  • 1924-1942

Conditions Governing Use:

The University of Oklahoma asserts no claim of copyright over photographs in this collection taken by private citizens. Any publication of such photographs requires the consent of the copyright holder.


3 Linear Feet (4 containers)

Biographical Information:

Percy Lee Gassaway was born in Waco, Texas, on August 30, 1885. He was one of thirteen children born to Reverend and Mrs. B. F. Gassaway. His father was a minister in the Methodist Episcopal Church, South and was once a missionary to the Kiowa and Comanche Indians in the Fort Sill, Oklahoma, area. Most of Percy Lee Gassaway's early years were spent in Texas.

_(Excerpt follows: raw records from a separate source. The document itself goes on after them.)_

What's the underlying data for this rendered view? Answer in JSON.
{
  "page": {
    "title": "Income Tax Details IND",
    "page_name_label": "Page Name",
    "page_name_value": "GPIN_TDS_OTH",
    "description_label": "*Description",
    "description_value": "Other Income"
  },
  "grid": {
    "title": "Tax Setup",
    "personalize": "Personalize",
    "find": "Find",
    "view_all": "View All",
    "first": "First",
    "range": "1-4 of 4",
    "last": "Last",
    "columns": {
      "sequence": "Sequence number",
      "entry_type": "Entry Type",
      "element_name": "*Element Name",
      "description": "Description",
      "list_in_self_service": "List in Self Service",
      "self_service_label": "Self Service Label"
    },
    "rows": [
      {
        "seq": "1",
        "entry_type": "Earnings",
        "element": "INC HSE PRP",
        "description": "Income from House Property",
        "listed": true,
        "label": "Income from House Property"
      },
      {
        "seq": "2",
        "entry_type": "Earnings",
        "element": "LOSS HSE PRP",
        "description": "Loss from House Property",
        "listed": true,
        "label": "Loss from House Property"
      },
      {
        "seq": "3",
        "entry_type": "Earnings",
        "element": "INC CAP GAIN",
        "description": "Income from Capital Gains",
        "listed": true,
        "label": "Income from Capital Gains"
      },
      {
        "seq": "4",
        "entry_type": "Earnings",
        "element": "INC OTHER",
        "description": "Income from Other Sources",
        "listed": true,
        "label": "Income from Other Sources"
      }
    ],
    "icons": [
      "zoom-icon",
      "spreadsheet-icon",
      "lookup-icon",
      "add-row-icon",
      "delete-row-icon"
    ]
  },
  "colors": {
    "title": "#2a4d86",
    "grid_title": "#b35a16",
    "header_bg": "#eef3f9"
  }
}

After two early marriages -- both of which ended in divorce -- and after traveling in the West and Mexico, Gassaway moved to Coalgate, Oklahoma, about 1914. He was admitted to the bar in 1919. While a practicing attorney, Gassaway married a third time, but his wife died after a few years of marriage. Two years later he married again. A total of fourteen children were born during the four marriages, of which seven survived to the time Gassaway ran for Congress in 1934.

For several years Gassaway served as chairman of the Coalgate Board of Education. He ran for Coal County state representative in 1920 but was defeated in the general election. In 1922 he was defeated in the race for Coal County judge, but he was appointed to the position the next year when the incumbent died. He was elected Coal County attorney in 1923. Gassaway won election as judge of the Twenty-sixth Judicial District in 1926 and was reelected in 1930. In 1928 he made an unsuccessful bid for the Democratic nomination to Congress from the Fourth District. He made a successful bid against the same man, Thomas D. McKeown, in 1934 and was elected in the general election to the Seventy-fourth Congress.

As a congressman, Gassaway was known as "Judge" and the "Cowboy Congressman." He was a firm supporter of the New Deal and of Franklin Roosevelt, although he did disagree on some policy matters. He was an early opponent of Huey Long. A colorful character, Gassaway frequently made the newspapers and newsreels.

Gassaway was defeated by Lyle Boren for renomination to the Congress in 1936. He retired to his ranch near Coalgate, where he died of a heart attack on May 15, 1937.

Arrangement of Materials:

The Gassaway Collection is arranged into 3 series: Manuscripts, Ephemera, and Photographs. The Manuscripts series is arranged by material type and topic and then alphabetically. The Ephemera series is arranged chronologically.
Guide to the Percy L. Gassaway Collection
Language of description
The collection description/finding aid is written in English

Repository Details

Part of the Carl Albert Center Congressional and Political Collections Repository

630 Parrington Oval
Room 202B
Norman Oklahoma 73109 United States